We’ve seen an abundance of reports on Google’s billboard advertising campaign for Google Apps, the company’s web-based enterprise productivity suite.
Drivers on San Francisco’s Highway 101, New York’s West Side Highway, Chicago’s Eisenhower Expressway, and Boston’s Massachusetts Turnpike will presumably see Google’s billboards while stuck in mind-deadening traffic. The advertisements will change daily during weekdays for the entire month of August.
It’s all part of Google’s mounting bid to wrest revenue-bearing enterprise accounts away from Microsoft — and, to a lesser extent, IBM — for applications such as email, word processing, spreadsheets, calendaring, and the like.
The vast majority of Google Apps subscribers tend to choose the free, advertising-driven version, and Google would like to derive new sources of revenue from products and services unrelated to search-based advertising. Besides, very few enterprise IT departments, and the executives that hire the personnel in those departments, would be keen on having advertising appearing alongside and within the personal-productivity applications used by their employees.
Advertising issues aside, Google has a mountain to climb in convincing CIOs that Google Apps is ready for their patronage. As Larry Dignan of ZDNet notes, Google will need to comprehensively address valid enterprise concerns regarding security, privacy, and compliance before it can make substantive inroads against Microsoft.
That might take a while, irrespective of whether the simple but stark billboard advertisements draw the eyes and attention of commuters.

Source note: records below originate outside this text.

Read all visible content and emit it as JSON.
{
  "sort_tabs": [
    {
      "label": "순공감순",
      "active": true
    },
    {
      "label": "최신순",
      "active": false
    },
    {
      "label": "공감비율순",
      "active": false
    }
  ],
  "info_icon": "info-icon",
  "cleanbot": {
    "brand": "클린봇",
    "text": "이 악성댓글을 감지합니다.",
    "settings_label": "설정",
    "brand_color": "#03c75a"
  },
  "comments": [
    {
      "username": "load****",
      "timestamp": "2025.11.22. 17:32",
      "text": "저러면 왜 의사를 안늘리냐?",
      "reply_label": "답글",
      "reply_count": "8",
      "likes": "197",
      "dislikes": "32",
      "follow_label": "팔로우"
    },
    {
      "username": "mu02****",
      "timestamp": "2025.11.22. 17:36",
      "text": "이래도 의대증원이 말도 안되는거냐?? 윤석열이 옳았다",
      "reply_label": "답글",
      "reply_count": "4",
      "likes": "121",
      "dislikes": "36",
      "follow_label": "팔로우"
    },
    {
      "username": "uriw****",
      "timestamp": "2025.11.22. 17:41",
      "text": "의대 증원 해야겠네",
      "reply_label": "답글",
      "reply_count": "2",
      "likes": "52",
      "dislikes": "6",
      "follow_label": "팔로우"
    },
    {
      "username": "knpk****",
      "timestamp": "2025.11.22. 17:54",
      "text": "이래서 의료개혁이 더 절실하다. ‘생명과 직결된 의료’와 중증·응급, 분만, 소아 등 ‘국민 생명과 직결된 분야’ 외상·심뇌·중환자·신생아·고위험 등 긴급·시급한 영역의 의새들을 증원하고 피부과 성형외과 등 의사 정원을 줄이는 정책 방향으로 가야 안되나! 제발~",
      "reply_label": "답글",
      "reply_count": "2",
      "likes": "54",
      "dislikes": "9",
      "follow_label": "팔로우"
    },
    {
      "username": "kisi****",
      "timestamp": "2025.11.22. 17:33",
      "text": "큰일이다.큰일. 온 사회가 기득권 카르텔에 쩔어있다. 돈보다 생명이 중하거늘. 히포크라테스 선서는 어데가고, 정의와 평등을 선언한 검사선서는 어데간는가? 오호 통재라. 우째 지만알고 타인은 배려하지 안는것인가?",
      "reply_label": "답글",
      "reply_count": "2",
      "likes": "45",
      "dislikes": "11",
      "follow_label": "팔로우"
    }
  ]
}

On a mildly digressive note, I wonder which billboard company captured the Google account. You’d think it would be worth some useful PR. Then again, perhaps I missed something (that happens from time to time) and Google now owns its billboards.